-- Records for this task --
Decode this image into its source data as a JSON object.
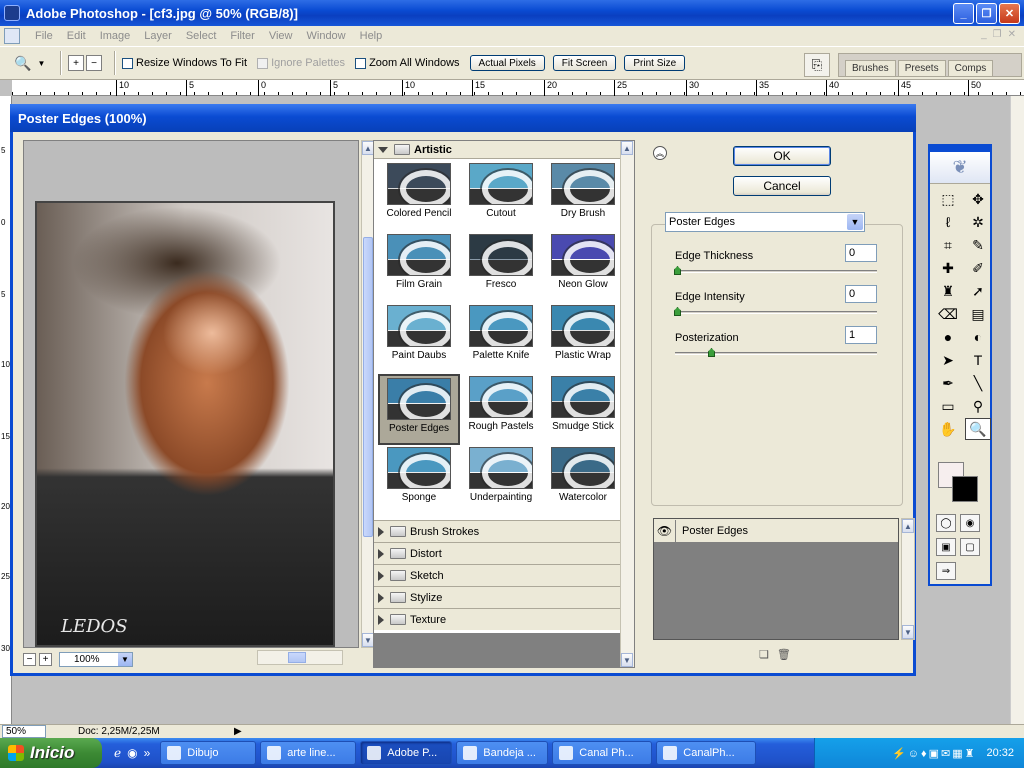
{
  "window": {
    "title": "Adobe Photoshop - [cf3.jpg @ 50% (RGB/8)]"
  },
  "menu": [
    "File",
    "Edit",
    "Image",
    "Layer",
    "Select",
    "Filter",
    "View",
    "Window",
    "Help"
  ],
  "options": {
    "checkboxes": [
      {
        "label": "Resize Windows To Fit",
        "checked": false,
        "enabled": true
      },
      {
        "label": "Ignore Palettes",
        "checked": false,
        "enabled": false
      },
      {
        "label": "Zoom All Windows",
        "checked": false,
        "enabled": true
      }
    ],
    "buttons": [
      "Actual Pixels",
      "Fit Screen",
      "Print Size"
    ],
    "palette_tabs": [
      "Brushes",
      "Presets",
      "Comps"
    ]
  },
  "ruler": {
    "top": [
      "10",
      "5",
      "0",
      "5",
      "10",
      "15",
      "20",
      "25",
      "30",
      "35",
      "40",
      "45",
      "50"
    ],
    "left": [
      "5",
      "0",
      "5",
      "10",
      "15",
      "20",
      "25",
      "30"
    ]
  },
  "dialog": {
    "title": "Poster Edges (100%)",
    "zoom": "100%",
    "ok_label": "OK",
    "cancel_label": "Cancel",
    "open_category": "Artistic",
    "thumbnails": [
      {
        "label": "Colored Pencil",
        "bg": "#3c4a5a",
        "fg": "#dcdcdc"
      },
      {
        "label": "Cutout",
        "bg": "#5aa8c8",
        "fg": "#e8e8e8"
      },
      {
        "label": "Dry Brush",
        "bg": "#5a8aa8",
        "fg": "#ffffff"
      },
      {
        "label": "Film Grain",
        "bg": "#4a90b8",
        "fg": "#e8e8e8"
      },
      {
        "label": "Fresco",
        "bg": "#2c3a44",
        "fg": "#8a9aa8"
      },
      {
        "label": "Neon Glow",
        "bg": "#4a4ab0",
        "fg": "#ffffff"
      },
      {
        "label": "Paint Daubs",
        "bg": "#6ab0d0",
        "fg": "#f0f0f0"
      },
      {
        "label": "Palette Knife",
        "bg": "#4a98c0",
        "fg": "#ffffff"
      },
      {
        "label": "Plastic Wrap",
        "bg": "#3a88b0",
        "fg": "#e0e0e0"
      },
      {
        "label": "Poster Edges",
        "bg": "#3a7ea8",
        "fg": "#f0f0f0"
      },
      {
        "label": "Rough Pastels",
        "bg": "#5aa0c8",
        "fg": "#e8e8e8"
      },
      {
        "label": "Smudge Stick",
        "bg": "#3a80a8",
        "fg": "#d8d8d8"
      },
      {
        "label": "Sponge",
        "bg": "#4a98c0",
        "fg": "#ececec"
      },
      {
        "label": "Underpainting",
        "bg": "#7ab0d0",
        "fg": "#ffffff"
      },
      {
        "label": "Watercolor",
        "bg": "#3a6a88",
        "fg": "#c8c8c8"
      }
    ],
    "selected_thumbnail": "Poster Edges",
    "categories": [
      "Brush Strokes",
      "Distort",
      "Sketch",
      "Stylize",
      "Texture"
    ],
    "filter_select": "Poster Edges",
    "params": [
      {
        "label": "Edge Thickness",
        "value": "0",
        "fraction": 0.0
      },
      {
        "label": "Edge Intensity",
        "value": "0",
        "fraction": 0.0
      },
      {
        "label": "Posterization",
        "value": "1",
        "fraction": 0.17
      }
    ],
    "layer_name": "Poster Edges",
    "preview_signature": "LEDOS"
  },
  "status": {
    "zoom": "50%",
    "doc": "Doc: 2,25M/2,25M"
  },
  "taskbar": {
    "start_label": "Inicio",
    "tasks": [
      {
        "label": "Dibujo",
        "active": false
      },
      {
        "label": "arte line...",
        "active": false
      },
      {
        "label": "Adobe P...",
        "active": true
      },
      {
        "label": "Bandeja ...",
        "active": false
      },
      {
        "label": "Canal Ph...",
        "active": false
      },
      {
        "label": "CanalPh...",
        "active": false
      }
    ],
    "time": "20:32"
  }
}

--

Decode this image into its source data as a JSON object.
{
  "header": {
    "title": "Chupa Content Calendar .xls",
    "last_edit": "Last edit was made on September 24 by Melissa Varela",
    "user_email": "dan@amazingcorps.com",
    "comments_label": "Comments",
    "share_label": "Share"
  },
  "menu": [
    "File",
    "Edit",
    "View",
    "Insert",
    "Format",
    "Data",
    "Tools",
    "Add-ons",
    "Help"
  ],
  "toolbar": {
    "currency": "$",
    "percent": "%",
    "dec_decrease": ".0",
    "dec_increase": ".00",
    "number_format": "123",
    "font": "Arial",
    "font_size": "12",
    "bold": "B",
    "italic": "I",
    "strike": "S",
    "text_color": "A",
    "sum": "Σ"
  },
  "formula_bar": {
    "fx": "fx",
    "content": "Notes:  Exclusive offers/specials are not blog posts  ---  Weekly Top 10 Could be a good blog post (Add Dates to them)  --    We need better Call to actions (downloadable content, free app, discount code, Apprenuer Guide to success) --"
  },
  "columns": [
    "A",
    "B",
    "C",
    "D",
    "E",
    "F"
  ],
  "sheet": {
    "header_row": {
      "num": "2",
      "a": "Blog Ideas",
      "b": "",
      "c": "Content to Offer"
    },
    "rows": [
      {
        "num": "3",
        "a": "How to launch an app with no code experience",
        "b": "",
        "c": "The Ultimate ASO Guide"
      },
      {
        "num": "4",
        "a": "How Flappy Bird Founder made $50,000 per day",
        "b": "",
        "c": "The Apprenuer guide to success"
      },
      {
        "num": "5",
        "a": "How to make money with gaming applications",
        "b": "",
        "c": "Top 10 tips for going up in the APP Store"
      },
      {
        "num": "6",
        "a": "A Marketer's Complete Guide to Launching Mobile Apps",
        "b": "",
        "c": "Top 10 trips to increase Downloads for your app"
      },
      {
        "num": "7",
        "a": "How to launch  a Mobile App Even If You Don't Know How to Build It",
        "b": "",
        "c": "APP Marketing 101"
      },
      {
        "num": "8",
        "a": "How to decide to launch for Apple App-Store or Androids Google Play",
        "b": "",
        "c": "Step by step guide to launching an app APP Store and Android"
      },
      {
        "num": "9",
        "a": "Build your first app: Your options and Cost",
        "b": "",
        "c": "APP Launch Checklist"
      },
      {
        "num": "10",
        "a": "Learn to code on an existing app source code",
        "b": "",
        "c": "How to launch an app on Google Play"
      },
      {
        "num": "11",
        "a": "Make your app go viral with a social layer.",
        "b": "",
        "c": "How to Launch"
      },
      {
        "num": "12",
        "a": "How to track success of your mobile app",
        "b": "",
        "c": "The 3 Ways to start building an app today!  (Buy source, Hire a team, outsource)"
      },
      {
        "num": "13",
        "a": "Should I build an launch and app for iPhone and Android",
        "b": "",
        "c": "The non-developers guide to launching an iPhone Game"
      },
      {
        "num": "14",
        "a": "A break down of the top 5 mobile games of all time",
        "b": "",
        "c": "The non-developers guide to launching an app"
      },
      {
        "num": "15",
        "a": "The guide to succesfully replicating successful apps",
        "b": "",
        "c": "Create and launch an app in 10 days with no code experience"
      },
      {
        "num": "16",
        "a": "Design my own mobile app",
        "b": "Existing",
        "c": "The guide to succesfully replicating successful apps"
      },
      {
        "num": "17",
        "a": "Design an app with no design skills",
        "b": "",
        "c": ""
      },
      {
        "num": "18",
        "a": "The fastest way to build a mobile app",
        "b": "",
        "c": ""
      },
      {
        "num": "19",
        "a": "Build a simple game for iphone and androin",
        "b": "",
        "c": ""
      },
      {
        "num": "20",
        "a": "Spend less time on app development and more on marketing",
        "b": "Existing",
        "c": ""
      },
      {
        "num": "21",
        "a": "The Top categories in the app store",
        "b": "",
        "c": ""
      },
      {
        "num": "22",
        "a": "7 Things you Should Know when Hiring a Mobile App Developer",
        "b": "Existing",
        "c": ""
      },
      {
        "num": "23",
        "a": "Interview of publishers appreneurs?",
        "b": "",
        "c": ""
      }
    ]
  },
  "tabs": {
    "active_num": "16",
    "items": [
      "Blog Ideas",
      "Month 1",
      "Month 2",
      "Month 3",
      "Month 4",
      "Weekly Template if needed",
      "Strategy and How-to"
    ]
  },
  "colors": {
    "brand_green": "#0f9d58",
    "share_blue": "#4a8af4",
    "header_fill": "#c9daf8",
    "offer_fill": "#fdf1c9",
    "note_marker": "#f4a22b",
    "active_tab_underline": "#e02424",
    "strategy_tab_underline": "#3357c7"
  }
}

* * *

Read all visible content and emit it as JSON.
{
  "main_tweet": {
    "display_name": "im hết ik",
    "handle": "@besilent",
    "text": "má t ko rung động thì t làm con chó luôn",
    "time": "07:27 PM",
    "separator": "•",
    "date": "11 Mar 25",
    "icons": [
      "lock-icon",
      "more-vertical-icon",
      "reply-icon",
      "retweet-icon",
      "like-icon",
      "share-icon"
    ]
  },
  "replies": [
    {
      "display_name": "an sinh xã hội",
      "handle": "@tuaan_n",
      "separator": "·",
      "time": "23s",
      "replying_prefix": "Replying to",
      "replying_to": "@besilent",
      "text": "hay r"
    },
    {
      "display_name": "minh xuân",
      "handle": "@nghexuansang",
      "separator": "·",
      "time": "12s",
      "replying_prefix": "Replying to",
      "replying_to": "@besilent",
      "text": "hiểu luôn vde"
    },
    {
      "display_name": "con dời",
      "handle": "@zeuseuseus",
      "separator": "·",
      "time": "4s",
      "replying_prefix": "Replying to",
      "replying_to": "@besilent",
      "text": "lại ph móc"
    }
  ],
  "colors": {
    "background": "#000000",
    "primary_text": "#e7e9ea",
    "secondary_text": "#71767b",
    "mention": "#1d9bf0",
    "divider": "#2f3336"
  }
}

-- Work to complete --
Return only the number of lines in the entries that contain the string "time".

-- Task solution --
7